'The Hunchback of Notre Dame' stands tall at Toby's Dinner Theatre
By Mike Giuliano
For Howard County Times|
Apr 19, 2019 | 7:00 AM
Whether from the 1831 Victor Hugo novel or film adaptations, including Walt Disney’s 1996 animated version, “The Hunchback of Notre Dame” will ring a bell with most people.
Although the stage version playing at Toby’s Dinner Theatre tends to be clumsy in summarizing the story’s rich detail, the familiarity of the basic plot ensures that the audience will be able to follow all of the intrigue in medieval Paris.
Also helping ensure that the sad tale of the hunchbacked character known as Quasimodo comes across is that this stage version keeps a pretty tight focus on a few central characters, and it helps that songs from the Disney film version are used in character-defining ways.
The songs by composer Alan Menken and lyricist Stephen Schwartz are not particularly memorable, but they’re agreeable and do their part to underscore the plot’s strong emotional content.

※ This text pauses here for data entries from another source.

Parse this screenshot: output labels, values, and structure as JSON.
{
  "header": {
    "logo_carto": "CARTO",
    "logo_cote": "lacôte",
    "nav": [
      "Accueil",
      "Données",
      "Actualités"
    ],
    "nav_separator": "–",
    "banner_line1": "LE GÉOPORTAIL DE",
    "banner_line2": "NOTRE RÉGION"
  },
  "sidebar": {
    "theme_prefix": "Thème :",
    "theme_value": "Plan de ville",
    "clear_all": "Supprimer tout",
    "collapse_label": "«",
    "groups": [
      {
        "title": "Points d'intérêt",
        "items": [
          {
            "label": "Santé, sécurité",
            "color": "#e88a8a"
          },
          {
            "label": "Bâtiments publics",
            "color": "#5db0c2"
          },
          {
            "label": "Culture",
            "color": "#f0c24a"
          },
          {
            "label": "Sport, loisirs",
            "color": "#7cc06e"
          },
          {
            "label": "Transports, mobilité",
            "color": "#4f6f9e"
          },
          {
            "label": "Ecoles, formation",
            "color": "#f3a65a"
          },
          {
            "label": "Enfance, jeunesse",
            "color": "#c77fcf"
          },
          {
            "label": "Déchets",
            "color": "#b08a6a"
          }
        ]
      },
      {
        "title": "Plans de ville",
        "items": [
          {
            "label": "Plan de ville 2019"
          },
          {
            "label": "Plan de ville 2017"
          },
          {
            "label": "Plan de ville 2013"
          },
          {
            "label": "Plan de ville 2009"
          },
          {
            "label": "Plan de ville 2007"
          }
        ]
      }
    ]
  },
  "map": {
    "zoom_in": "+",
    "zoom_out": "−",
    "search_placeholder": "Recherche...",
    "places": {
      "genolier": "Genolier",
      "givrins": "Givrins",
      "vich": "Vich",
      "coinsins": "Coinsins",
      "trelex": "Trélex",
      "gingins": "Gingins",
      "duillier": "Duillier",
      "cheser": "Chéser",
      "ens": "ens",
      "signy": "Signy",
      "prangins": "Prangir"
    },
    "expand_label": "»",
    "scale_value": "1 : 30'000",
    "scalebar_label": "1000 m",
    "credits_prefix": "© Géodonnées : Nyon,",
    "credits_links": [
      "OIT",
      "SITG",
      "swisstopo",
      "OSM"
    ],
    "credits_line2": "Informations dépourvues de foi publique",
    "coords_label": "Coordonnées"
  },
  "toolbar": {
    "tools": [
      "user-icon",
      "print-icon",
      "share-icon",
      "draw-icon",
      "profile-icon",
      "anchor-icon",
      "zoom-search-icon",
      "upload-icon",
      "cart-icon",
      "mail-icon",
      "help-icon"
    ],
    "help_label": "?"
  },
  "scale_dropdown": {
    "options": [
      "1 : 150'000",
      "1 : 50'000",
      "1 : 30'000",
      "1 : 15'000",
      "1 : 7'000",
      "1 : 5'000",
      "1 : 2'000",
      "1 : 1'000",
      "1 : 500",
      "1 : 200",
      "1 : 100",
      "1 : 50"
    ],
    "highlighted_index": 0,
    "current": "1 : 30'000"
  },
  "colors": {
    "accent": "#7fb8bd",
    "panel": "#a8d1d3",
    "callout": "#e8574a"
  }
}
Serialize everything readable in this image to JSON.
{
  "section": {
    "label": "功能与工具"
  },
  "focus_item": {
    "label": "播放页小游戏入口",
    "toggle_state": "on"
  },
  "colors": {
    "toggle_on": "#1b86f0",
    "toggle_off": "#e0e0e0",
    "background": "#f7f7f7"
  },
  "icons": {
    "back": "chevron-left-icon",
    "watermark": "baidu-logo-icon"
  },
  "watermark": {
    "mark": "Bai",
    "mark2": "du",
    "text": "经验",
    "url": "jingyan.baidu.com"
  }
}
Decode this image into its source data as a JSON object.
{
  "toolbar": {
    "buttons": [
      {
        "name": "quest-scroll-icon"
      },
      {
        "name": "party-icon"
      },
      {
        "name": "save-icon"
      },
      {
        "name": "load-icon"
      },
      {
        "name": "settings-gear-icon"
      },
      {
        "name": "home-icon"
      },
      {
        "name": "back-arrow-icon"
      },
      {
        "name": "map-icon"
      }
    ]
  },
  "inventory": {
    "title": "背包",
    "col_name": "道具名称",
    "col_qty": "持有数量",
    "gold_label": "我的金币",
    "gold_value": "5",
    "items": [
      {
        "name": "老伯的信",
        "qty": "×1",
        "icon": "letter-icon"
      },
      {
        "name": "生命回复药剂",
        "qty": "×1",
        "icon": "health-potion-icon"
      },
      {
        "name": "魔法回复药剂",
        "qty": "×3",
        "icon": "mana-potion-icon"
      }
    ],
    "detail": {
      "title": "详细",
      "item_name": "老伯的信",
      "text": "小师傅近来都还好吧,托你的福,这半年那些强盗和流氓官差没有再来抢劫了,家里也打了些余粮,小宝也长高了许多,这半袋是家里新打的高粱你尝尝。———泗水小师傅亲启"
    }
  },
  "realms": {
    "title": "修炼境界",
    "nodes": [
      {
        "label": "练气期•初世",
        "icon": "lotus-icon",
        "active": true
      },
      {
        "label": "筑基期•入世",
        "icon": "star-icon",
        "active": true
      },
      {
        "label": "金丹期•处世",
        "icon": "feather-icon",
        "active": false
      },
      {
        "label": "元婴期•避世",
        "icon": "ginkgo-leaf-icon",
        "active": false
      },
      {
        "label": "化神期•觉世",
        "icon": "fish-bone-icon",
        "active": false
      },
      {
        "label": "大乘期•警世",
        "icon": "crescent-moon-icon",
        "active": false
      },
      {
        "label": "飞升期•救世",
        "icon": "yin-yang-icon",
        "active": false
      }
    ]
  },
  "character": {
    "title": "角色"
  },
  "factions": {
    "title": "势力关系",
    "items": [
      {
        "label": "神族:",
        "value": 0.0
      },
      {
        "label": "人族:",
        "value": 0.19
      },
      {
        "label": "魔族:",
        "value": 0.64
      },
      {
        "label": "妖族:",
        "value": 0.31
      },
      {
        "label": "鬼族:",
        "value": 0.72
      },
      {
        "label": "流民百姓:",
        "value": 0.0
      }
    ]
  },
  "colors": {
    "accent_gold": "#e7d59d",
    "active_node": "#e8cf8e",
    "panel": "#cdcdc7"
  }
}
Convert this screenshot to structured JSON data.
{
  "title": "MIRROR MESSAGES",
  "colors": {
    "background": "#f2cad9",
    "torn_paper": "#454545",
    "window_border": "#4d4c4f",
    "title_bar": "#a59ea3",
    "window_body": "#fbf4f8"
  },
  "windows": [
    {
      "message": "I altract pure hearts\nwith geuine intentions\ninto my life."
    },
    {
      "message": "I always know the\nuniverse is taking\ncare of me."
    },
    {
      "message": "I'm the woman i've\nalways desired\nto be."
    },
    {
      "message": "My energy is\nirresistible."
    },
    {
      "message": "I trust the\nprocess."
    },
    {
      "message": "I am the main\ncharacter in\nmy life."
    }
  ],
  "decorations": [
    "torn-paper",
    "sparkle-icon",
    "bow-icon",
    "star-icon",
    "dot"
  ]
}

Most importantly for local theater-goers, the Toby’s production, co-directed by Toby Orenstein and Mark Minnick, manages to make a very smooth case for an awkwardly constructed stage musical.
There are first-rate performances in the lead roles, tightly conceived choreography by Minnick that keeps numerous supporting players in constant movement around Notre Dame Cathedral, and stirring orchestral support overseen by music director Ross Scott Rawlings.
As for Quasimodo, Sam Kobren brings out the pathos of a physically deformed character who is essentially kept prisoner within the cathedral by its villainous archdeacon, Dom Claude Frollo (Russell Sunday). Watching the hunchbacked Quasimodo ring those church bells is so mesmerizing that one wishes this production included a bit more actual bell ringing.
In any event, Kobren conveys both Quasimodo’s physical limitations and his tormented psychological state. As a vocalist, Kobren does justice to songs including “Out There,” “Heaven’s Light” and “Made of Stone.” Although he occasionally seems to be sing beyond his comfort zone, he always delivers the emotional content of the songs.
Kobren and Sunday have well-acted scenes together in which their characters’ family connection is tensely explored; and when these two actors bring their singing voices together in the duet “Sanctuary,” it’s a powerful moment.
Indeed, the overall production has the courage of its convictions in telling a tale that has more than its share of dark and disturbing material. Speaking of dark, the moody lighting by Lynn Joslin brings out the ominous quality of the gothic set design by David A. Hopkins, but it often seems to be even darker than necessary.
It would be nice to have more light on the cast, especially the actors in the other two principal roles. They are such gifted actors and vocalists that it’s a shame to have them barely emerging from the darkness in certain scenes.
Jeffrey Shankle portrays Phoebus de Martin, who is the captain of the Cathedral Guard; and Jessica Bennett portrays Esmeralda, who is described in the playbill as “a beautiful and free-spirited Gypsy.” That description of Esmeralda makes it clear that Phoebus will not be the only guy at the cathedral with a romantic interest in her.
Bennett and Shankle have a lovely duet, “Someday,” and both together and apart they are called upon to sing a lot in this show. Not to take anything away from Bennett’s vocal talent, but the real highlight of this production is the near-operatic heft that Shankle brings to his musical numbers. It’s startling in a good way.
Also reliable throughout the evening are the adroitly blended voices of a large ensemble that is rather amusingly described in the playbill as a “Congregation” that consists of “various Gypsies, gargoyles, statues, soldiers, revelers, parishioners, priests, prostitutes and citizens of Paris.”